A Look Ahead
As we near the end of the year and head into the season of holiday gatherings and celebrations, it’s a good time to finalize planning opportunities for 2015 and begin thinking about opportunities for the New Year and beyond. While Madison does not provide tax or legal advice, we can help you plan ahead and implement strategies alongside your other key advisors. If any of the events on the following short list are on the horizon for you or your loved ones, consider developing an action plan before year end:
Aging Family Members
Many of us will be reconnecting with aging family and friends over the coming weeks. As you share stories of the events of the past year it provides an opportunity to check on their well-being and look for more subtle signs of aging. Such interactions may prompt future discussion of ways they might benefit from additional help. In the case of handling the delicate task of assisting someone entering a period of diminished capacity, early action is crucial. Early observations may help prevent health mishaps such as prescription confusion or falls due to coordination issues. And early planning can improve financial decision making while establishing a plan to meet longer term care needs. Beginning to consider what legal documents are required (i.e. Powers of Attorney) can avoid complications should cognitive impairment set in. There are many community and professional geriatric care resources available and familiarizing yourself with such resources can assist the planning for an elder’s care needs.
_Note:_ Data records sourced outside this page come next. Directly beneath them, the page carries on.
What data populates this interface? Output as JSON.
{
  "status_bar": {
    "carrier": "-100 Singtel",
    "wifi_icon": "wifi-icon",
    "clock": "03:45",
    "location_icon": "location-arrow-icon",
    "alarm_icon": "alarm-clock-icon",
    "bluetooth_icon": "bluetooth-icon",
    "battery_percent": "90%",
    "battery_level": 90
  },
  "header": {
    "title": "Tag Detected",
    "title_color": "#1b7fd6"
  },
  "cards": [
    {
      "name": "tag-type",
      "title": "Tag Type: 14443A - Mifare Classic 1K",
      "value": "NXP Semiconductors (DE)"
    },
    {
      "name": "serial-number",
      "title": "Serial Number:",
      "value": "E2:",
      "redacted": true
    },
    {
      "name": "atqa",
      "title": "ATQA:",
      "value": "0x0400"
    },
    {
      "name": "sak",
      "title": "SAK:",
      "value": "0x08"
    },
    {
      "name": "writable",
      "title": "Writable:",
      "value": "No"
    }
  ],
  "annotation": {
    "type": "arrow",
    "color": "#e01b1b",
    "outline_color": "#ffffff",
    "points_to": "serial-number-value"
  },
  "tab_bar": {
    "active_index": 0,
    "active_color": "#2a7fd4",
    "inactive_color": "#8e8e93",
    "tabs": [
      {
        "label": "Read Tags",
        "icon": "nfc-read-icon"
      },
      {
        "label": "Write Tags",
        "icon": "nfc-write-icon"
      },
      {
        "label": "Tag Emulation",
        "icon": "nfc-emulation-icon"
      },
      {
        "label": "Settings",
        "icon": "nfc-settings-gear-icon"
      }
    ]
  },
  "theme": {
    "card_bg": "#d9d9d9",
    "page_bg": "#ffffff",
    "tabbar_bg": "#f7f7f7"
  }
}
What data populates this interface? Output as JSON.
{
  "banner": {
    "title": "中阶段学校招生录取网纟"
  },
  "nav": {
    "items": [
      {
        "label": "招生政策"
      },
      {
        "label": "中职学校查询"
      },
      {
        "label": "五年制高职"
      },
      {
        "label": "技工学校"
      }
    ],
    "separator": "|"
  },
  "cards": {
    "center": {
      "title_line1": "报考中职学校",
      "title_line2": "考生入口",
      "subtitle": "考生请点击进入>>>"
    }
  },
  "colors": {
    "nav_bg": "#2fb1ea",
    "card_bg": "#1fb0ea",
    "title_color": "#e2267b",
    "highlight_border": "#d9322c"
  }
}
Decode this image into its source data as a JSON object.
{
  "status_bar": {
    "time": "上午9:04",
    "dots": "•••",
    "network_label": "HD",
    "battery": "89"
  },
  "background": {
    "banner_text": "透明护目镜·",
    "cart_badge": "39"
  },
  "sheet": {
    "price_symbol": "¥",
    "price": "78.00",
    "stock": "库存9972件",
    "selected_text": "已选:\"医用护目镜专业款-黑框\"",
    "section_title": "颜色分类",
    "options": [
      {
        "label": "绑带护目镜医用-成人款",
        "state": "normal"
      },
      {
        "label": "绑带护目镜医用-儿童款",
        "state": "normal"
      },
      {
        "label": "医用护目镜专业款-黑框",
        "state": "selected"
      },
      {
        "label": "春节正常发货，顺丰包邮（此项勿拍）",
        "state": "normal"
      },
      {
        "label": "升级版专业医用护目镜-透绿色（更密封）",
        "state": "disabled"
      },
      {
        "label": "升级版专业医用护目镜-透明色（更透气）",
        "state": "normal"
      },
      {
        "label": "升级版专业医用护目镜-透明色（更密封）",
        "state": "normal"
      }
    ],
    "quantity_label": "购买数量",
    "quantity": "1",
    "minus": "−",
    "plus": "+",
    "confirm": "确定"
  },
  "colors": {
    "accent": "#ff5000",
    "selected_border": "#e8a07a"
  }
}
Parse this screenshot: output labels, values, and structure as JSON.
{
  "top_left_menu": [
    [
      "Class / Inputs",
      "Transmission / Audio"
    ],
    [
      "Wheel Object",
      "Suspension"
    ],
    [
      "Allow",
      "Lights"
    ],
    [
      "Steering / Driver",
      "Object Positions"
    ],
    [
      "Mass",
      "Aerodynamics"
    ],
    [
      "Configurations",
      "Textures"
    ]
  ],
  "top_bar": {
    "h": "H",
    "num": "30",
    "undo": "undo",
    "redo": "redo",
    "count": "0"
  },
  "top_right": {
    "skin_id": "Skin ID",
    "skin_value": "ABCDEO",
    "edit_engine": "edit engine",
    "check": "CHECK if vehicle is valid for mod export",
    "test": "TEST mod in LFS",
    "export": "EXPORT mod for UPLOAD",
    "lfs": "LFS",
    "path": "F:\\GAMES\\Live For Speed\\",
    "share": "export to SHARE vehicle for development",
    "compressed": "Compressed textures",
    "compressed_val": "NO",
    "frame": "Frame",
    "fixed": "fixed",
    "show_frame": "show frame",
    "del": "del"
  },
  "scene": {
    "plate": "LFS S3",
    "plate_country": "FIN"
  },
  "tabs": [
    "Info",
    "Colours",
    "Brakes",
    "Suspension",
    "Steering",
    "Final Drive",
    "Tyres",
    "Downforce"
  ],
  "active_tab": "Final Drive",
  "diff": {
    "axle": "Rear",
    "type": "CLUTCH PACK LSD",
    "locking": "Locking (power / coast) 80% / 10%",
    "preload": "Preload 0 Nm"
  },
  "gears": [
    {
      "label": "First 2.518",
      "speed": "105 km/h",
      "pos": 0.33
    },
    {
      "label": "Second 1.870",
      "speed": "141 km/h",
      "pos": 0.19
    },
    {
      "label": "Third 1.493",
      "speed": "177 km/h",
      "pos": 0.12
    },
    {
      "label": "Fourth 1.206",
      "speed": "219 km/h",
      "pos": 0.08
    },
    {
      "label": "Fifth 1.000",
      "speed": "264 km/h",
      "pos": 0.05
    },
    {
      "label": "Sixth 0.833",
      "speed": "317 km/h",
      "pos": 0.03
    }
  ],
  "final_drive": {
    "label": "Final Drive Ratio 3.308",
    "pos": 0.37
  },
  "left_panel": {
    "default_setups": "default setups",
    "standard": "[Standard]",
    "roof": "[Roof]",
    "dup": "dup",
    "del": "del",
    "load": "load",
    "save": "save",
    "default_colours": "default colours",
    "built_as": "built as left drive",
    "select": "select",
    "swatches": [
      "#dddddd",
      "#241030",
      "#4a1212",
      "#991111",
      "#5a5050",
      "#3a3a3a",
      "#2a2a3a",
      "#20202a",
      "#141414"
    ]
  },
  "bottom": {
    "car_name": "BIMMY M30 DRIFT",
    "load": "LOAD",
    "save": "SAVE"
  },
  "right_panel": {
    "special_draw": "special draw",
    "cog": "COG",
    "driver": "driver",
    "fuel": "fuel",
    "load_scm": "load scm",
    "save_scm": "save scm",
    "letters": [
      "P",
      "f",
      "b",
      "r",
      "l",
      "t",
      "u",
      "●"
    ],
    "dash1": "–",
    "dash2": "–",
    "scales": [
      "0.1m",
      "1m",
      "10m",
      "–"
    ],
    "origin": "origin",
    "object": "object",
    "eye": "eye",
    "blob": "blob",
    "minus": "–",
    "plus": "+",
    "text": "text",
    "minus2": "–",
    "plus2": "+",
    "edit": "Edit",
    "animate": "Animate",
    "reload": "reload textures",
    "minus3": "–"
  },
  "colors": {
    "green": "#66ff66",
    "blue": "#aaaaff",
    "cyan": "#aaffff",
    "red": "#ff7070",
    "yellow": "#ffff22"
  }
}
It’s been widely publicized that premiums are likely to increase for most plans. In light of increasing costs it’s advisable to consider the many options available in today’s marketplace. For those nearing age 65, it’s critical to meet Medicare enrollment deadlines. And for those already receiving benefits, be aware of the Medicare open enrollment period that ends Dec. 7th. With Medicare plans changing, be sure to take a second look at the plan to understand your coverage. It’s important to note that prescription costs may vary widely across plans and pharmacy facilities so shopping around for the lowest price on regular prescriptions can really payoff. Another consideration is year-to-date spending versus your annual deductible. In a high spending year it may be wise to contact doctors now to schedule follow up appointments before year-end to maximize coinsurance paid by insurers. Similarly, if elective procedures are likely in the near future, consider timing of procedures to reduce your total healthcare costs.
Change in Employment Status
There are many situations that lead to a change in employment from year to year. Some of the more unpleasant triggers may be economic declines in the industry, layoff due to company reorganization, or internal restructuring. In our dynamic business environment it’s important to recognize such structural changes that may impact employee benefits or overall compensation level. Some things to consider include maximizing retirement plan contributions, pulling ahead medical treatments if insurance is changing, budgeting for education to build a new skill set, considering how changes in commuting costs may impact household cash flow, and whether potential layoff or early retirement may impact one’s financial situation or investment plan.
Similar to anticipating changes in your family’s employment status, business owners may face structural transitions in the coming year. There may be ownership changes or a key employee’s retirement on the horizon. Additionally, if you are a primary business owner oftentimes there are opportunities for year-end income and tax planning. It’s a good time to review your key man and other business-related insurances to confirm adequate coverage. Lastly, you may want to consider becoming involved with non-profit organizations either as a volunteer, in a leadership position, or make charitable contributions to an organization whose services and values align with your business goals.
Another more obvious area of potential change is in family structure such as additions of a child or grandchild or changes due to marriage or divorce. Sending a child off to college also results in additional planning needs both to position assets for financial aid and to target assets to fund college costs. Two important areas of consideration are annual gifting and funding of college savings plans. Currently, Federal tax law allows individuals to give up to $14,000 per person, per year to as many individuals as you want, without triggering any gift tax. If you combine gifts with a spouse the amount doubles to $28,000 per individual recipient, per year. One helpful exception to these limits is the ability to make lump-sum contributions to an educational 529 Plan. Taxpayers can gift up to $70,000 and elect to spread the gift evenly over five years to completely avoid federal gift tax, provided no other gifts are made to the same beneficiary during the five-year period. That means a married couple may make a lump-sum college fund contribution of up to $140,000 without triggering federal gift tax. In addition, gifts can be an unlimited amount for qualified educational and medical expenses so long as the gift is paid directly to the educational institution or medical facility. Planning for impending marriage or divorce is also important due to the need to coordinate professional resources. Marital status changes usually impact several aspects of wealth including investment plans, cash flow, retirement, taxes, and estate plans.
We hope as you reconnect with family and friends this holiday season that you’ll also consider making time to review potential wealth-enhancing events in the coming year. As always, your Madison team is ready to assist in making your personal hopes a reality during this season, and in the future.
Important Note: Please do not assume that any information contained in this Insight serves as the receipt of, or as a substitute for, personalized investment advice from Madison. Madison does not provide tax advice – please consult with your tax advisor.